◆ **Task goal**: Using "higher" as the search string, find the matching lines below and copy them.

◆ **Input data**:
########################################
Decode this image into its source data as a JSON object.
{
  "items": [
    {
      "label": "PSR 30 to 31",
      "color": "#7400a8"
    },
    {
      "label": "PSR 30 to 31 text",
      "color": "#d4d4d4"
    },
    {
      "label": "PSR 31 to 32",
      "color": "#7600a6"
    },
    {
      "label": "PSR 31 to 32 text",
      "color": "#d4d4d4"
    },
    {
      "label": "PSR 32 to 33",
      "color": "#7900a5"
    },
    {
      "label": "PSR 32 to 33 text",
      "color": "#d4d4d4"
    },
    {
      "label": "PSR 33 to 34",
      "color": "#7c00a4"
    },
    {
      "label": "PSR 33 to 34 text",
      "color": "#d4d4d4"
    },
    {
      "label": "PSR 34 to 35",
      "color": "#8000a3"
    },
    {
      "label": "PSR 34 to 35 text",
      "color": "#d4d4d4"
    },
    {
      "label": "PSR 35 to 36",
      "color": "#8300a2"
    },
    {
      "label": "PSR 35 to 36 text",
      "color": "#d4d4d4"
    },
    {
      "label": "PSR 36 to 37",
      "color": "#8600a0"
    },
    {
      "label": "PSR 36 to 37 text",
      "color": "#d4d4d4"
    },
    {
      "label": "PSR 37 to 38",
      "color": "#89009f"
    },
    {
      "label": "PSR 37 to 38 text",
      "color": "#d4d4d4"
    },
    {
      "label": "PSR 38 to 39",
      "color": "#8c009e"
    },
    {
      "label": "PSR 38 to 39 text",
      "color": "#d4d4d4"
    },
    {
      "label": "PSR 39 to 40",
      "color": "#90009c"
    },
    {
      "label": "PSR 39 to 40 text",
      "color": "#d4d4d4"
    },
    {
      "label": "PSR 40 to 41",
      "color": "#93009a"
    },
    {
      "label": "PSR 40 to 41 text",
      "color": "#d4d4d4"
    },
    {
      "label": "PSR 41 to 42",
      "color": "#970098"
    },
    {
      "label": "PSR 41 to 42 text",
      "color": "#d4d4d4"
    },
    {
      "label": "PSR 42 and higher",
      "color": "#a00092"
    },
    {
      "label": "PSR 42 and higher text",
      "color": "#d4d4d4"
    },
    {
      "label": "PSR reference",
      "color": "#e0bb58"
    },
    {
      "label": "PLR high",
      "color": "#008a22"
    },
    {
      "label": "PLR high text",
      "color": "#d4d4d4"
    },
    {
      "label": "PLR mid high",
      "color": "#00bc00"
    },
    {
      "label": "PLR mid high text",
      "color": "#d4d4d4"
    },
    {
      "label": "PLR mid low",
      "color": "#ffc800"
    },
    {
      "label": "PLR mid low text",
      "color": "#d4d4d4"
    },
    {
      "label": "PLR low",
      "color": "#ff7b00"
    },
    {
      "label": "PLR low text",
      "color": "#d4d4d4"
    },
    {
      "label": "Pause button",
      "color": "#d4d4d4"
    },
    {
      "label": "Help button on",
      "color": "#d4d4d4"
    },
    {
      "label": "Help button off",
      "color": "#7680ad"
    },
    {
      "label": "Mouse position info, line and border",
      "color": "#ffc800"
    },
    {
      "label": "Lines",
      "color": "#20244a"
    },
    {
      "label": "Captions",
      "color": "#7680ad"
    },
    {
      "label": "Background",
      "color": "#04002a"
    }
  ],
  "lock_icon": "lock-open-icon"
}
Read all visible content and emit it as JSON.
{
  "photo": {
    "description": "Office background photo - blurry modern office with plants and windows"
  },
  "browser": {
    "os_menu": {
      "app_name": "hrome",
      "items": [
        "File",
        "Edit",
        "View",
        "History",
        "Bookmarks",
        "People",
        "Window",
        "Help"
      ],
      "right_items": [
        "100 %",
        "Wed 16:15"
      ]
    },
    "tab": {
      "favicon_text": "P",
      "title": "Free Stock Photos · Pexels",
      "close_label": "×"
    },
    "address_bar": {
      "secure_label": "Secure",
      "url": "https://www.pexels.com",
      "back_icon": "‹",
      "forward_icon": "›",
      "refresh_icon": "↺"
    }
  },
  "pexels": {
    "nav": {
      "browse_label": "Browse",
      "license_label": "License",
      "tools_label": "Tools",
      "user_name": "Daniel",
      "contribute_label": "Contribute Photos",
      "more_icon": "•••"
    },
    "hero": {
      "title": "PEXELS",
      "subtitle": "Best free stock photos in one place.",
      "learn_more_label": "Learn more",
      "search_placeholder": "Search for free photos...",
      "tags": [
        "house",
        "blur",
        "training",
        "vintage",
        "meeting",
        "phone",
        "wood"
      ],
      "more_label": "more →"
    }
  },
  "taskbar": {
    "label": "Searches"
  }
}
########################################
◆ **Exercise response**:
      "label": "PSR 42 and higher",
      "label": "PSR 42 and higher text",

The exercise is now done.